Every spring, the city of Seville, Spain is littered with 11.4 million pounds of oranges that fall from its 50,000 bitter orange trees. Many of the fruits end up flattened and rotting on the city's streets, much to the dismay of the Seville Sanitation Department.
Emasesa, the company that controls a large portion of Seville's water and sewage treatment needs, may have a solution.
"Emasesa is promoting a pilot project at the Copero waste water treatment plant for the second consecutive year to generate clean energy thanks to the juice of bitter oranges from the streets of the city," reads a press release from Emasesa's website.
The juice of bitter oranges is rich in fructose, which consists of very short carbon chains. The fermentation process runs hot enough to power five homes for one day on only 2,000 pounds of oranges.
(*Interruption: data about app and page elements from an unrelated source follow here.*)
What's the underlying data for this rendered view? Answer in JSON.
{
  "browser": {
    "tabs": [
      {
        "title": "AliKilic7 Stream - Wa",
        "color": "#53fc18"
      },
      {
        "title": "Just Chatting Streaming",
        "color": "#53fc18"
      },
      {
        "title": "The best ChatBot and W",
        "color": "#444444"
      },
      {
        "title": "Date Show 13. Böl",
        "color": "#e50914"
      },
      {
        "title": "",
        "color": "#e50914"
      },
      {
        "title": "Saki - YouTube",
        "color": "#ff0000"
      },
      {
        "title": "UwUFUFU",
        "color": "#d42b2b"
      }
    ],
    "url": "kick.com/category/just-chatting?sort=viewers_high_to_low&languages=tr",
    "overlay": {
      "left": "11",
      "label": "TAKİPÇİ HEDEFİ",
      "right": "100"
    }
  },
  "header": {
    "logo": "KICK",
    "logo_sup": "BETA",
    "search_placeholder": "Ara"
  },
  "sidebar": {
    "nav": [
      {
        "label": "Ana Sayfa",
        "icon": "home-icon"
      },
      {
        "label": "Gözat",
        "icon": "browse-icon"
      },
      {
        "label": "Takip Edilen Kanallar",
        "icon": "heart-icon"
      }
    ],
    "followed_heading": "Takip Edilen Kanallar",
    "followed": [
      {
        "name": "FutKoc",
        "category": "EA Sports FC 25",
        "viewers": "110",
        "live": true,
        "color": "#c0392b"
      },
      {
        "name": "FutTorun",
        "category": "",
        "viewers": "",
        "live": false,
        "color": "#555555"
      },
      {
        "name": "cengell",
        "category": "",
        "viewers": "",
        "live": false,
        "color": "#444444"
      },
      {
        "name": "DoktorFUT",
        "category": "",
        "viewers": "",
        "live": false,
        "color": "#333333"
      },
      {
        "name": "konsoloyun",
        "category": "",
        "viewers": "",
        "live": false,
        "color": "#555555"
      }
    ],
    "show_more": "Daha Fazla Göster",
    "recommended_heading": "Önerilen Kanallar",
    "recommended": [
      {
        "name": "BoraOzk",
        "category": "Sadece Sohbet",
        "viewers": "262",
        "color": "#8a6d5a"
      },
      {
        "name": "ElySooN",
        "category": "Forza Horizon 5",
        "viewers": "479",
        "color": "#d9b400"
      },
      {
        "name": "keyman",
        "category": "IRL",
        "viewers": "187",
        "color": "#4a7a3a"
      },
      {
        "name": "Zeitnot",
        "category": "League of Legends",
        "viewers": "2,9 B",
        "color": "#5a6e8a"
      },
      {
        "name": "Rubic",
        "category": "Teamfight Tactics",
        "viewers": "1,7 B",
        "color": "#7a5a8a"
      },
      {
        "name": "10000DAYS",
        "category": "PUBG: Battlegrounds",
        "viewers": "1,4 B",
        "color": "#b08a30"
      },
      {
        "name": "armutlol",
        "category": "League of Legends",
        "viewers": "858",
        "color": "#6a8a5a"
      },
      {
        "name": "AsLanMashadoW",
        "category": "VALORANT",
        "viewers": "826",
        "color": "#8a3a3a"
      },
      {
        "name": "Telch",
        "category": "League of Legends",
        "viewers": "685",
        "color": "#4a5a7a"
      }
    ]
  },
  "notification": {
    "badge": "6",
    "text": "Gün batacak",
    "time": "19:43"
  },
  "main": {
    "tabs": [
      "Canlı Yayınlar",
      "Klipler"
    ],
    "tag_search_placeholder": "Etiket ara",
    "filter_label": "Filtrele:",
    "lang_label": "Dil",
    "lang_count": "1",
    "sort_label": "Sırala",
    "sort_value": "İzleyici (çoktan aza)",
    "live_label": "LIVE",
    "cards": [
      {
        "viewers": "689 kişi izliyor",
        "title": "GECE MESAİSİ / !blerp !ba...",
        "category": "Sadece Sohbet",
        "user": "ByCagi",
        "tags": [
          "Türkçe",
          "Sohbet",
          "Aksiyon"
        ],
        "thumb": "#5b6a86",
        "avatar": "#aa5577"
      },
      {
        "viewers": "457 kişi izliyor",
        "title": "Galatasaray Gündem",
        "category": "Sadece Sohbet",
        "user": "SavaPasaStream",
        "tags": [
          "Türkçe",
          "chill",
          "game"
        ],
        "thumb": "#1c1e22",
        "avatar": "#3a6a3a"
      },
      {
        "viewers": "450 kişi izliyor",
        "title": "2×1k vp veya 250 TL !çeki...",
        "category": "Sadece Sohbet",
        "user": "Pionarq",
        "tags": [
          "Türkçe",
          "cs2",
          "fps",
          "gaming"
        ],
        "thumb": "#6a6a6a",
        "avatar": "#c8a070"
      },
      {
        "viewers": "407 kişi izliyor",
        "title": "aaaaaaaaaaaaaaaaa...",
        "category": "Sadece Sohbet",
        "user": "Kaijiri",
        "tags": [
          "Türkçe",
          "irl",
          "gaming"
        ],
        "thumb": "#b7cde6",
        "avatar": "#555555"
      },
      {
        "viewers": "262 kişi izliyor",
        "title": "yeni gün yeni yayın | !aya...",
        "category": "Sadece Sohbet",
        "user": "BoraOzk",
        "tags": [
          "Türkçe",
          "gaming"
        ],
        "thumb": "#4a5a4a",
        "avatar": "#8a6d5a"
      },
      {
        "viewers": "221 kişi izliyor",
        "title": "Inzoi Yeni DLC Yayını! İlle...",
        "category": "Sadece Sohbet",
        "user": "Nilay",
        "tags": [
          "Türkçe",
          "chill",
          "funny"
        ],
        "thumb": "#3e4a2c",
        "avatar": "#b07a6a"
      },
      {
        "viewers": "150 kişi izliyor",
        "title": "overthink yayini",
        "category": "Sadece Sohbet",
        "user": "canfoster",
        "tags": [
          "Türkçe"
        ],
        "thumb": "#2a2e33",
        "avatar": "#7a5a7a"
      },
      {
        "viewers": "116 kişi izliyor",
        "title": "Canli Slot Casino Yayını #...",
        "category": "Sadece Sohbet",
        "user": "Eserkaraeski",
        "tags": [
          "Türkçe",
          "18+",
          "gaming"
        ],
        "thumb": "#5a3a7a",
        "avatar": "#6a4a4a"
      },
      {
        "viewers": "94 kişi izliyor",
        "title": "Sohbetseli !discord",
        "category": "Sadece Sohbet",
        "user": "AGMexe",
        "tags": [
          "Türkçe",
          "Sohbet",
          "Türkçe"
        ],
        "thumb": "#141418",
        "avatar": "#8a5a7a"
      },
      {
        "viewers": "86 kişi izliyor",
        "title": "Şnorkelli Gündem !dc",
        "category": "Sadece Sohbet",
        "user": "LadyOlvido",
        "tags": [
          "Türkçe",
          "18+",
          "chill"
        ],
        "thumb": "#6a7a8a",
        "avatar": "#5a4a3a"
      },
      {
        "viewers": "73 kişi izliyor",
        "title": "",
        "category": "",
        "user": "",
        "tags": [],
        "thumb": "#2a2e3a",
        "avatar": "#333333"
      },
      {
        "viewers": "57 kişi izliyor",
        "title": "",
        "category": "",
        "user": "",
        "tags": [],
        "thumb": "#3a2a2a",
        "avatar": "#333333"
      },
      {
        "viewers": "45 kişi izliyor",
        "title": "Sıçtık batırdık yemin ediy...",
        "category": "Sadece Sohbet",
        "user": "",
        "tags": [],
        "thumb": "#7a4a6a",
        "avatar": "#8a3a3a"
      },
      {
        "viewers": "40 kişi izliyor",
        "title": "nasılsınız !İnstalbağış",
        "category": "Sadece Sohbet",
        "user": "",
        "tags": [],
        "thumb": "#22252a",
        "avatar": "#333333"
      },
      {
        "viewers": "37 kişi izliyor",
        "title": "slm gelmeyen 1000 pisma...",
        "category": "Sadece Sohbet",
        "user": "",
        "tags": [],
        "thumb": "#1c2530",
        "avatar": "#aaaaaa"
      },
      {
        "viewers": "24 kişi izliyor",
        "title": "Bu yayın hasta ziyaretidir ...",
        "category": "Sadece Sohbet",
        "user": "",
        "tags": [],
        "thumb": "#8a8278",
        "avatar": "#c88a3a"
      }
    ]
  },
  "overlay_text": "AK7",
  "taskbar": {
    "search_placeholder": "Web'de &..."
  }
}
The leftover parts of the orange are turned into compost to regenerate the soil in local fields.
The team behind the project believe that if Seville's oranges were not exported to Britain, where the citrus fruits are used to make marmalade, and were instead utilized by the city's methane electric plants, over 73,000 Seville homes would be able to receive sustainable power for the duration of the harvest season.